BEGIN

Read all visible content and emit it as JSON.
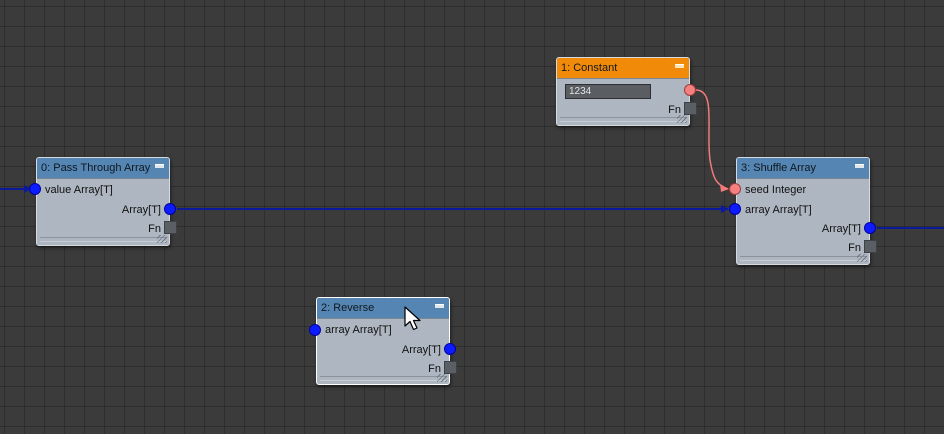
{
  "nodes": {
    "pass_through": {
      "title": "0: Pass Through Array",
      "input_label": "value Array[T]",
      "output_label": "Array[T]",
      "fn_label": "Fn"
    },
    "constant": {
      "title": "1: Constant",
      "value": "1234",
      "fn_label": "Fn"
    },
    "reverse": {
      "title": "2: Reverse",
      "input_label": "array Array[T]",
      "output_label": "Array[T]",
      "fn_label": "Fn"
    },
    "shuffle": {
      "title": "3: Shuffle Array",
      "seed_label": "seed Integer",
      "input_label": "array Array[T]",
      "output_label": "Array[T]",
      "fn_label": "Fn"
    }
  },
  "colors": {
    "canvas_background": "#3b3b3b",
    "node_body": "#aeb7c1",
    "header_blue": "#5585b2",
    "header_orange": "#f28a09",
    "array_pin": "#0d1cff",
    "integer_pin": "#f58080",
    "array_wire": "#0b1a9c",
    "integer_wire": "#f07a7a"
  },
  "icons": {
    "cursor": "mouse-pointer-icon",
    "collapse": "minimize-icon",
    "resize": "resize-grip-icon"
  }
}
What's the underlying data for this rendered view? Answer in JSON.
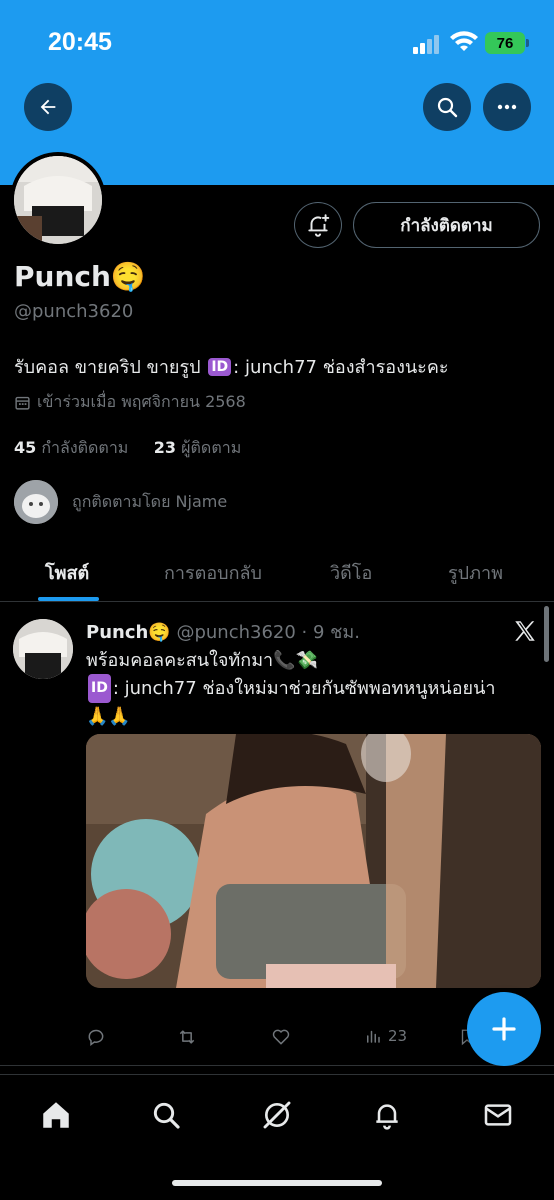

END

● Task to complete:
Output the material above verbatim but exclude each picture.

● Written answer:
Read all visible content and emit it as JSON.
{
  "nodes": {
    "pass_through": {
      "title": "0: Pass Through Array",
      "input_label": "value Array[T]",
      "output_label": "Array[T]",
      "fn_label": "Fn"
    },
    "constant": {
      "title": "1: Constant",
      "value": "1234",
      "fn_label": "Fn"
    },
    "reverse": {
      "title": "2: Reverse",
      "input_label": "array Array[T]",
      "output_label": "Array[T]",
      "fn_label": "Fn"
    },
    "shuffle": {
      "title": "3: Shuffle Array",
      "seed_label": "seed Integer",
      "input_label": "array Array[T]",
      "output_label": "Array[T]",
      "fn_label": "Fn"
    }
  },
  "colors": {
    "canvas_background": "#3b3b3b",
    "node_body": "#aeb7c1",
    "header_blue": "#5585b2",
    "header_orange": "#f28a09",
    "array_pin": "#0d1cff",
    "integer_pin": "#f58080",
    "array_wire": "#0b1a9c",
    "integer_wire": "#f07a7a"
  },
  "icons": {
    "cursor": "mouse-pointer-icon",
    "collapse": "minimize-icon",
    "resize": "resize-grip-icon"
  }
}
What's the underlying data for this rendered view? Answer in JSON.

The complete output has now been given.